- Cracked wheat starts with the whole kernel of hard varieties of wheat. The kernels are cracked into small pieces and add a crunchy texture when added to bread or cereal. Or, you can cook cracked wheat in water like rice.
- Wheat berries are the whole kernels of wheat. They take longer to cook than the cracked variety. When cooked they can be eaten like rice or added to bread dough.
- Bulgur wheat is a form of cracked wheat. The whole wheat kernels are cooked, dried, and cracked into a coarse grain that is usually used in cooked cereal, pilaf, or a favorite Middle Eastern grain dish, tabbouleh.
Brown bread is not always more nutritious than white. In fact, the brown color is often just a marketing gimmick, just white bread with coloring added (like a fake tan). To tell if a brown bread is really more nutritious, read the label. If the first ingredient is “whole wheat,” this is a healthy food. If it says “bleached” or “enriched” flour, or just wheat flour, it is just colored white bread. Some labels will say only “wheat flour,” which is 75 percent white and 25 percent whole wheat. Always check the label rather than going by color.
- Spelt is a high-quality European whole wheat.
- Wheat grass means the wheatgerm has been allowed to grow, or germinate. Whether or not sprouted wheatgerm is more nutritious than an unsprouted wheatgerm is uncertain. During the sprouting process, much of the fat and carbohydrates in the seed is used for growth. The sprout still contains a lot of protein and, possibly, an increased amount of vitamins and minerals. The nutritional benefits depend upon eating a large volume of the sprouts, since they are now mostly water rather than protein by weight.
Weigh Your Bread
As a general guide, the heavier the bread the more nutrition it contains. When shopping, compare breads by holding a loaf in each hand. The loaf that weighs more is more loaded with nutrients. Bread made with whole wheat flour is naturally heavier, firmer, and more nutrient-dense than airy white bread.
- Stone-ground whole wheat is ground the old-fashioned way – between rotating stones – so that the bran, germ, and endosperm remain together.

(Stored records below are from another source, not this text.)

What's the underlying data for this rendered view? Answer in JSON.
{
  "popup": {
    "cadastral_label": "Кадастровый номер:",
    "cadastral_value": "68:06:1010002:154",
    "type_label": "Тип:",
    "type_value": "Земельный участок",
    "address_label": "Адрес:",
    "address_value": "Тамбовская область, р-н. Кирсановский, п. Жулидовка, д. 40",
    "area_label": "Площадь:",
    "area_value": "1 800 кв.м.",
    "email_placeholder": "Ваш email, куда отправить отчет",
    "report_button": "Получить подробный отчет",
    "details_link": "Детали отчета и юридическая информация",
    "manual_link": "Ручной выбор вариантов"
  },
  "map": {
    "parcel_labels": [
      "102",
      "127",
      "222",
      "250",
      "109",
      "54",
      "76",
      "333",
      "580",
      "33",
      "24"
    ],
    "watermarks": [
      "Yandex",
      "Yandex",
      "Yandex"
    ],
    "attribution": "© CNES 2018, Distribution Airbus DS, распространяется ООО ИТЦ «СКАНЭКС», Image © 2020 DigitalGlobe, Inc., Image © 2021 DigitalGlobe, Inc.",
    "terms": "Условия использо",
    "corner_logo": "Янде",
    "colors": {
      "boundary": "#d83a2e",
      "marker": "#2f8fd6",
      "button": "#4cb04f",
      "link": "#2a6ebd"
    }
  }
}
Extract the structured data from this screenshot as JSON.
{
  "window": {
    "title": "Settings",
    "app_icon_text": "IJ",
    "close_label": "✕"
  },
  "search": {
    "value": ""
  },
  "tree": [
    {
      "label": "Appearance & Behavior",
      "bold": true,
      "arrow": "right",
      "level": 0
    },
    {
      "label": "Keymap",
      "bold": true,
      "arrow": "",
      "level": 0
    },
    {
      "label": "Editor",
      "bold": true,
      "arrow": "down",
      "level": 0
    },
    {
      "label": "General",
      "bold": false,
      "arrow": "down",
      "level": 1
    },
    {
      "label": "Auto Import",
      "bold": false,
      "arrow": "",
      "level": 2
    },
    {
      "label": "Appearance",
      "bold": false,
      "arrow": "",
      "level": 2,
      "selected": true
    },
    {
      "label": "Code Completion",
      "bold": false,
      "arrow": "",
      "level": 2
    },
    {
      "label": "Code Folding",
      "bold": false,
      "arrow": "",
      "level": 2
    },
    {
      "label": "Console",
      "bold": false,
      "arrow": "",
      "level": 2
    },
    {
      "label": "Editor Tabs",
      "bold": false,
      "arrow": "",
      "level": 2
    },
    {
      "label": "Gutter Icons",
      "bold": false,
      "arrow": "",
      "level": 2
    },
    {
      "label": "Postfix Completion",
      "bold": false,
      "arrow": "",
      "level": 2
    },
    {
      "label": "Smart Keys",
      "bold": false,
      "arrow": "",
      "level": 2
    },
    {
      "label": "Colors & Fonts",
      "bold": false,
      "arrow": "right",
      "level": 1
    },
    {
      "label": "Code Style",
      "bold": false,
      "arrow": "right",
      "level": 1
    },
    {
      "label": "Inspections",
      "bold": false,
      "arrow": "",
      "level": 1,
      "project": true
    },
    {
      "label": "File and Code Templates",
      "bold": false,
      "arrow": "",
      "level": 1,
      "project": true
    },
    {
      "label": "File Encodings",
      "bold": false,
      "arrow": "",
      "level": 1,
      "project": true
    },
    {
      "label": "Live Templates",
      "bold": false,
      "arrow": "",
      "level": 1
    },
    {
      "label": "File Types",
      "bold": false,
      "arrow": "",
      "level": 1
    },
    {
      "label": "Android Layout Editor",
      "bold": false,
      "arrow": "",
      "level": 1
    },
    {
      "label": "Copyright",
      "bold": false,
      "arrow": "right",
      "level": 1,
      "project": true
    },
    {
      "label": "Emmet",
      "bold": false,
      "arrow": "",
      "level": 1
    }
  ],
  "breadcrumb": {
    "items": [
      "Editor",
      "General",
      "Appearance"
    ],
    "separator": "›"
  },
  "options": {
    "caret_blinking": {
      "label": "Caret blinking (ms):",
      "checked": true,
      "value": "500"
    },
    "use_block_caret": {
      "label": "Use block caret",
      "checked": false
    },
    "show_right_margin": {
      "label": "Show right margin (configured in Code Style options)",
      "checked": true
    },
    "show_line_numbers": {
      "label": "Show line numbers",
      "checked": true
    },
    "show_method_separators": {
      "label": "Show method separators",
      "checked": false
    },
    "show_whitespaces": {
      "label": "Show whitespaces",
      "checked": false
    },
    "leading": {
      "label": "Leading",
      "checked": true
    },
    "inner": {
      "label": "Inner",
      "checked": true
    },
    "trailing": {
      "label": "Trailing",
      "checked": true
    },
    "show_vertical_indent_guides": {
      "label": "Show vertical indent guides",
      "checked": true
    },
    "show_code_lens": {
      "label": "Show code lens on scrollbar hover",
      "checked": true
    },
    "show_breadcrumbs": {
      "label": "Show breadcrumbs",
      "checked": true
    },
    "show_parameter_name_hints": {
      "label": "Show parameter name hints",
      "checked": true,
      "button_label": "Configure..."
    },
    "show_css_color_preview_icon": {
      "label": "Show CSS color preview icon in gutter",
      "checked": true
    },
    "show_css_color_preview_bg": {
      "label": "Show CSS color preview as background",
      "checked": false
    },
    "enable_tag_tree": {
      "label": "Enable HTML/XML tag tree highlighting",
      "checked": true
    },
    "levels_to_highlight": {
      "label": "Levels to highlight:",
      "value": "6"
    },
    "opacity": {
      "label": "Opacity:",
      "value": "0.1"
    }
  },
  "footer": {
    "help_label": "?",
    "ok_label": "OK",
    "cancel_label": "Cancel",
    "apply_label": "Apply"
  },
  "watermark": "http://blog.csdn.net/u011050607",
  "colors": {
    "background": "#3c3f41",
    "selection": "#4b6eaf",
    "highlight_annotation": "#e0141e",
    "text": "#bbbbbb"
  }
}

Wheat purists believe that stone-grinding produces a more nutritious flour than the conventional high-speed roller-milling, which, they claim, may overheat the grain and cause deterioration of the nutrients. Stone-ground flour usually needs to be refrigerated once opened, since the oil released during grinding makes it spoil more quickly. It’s best to store any kind of whole grain flour in the refrigerator if you won’t be using it up within a month or two. Depending on the heat produced during milling, nutritionally, stone-ground and roller-milled flour should be about the same.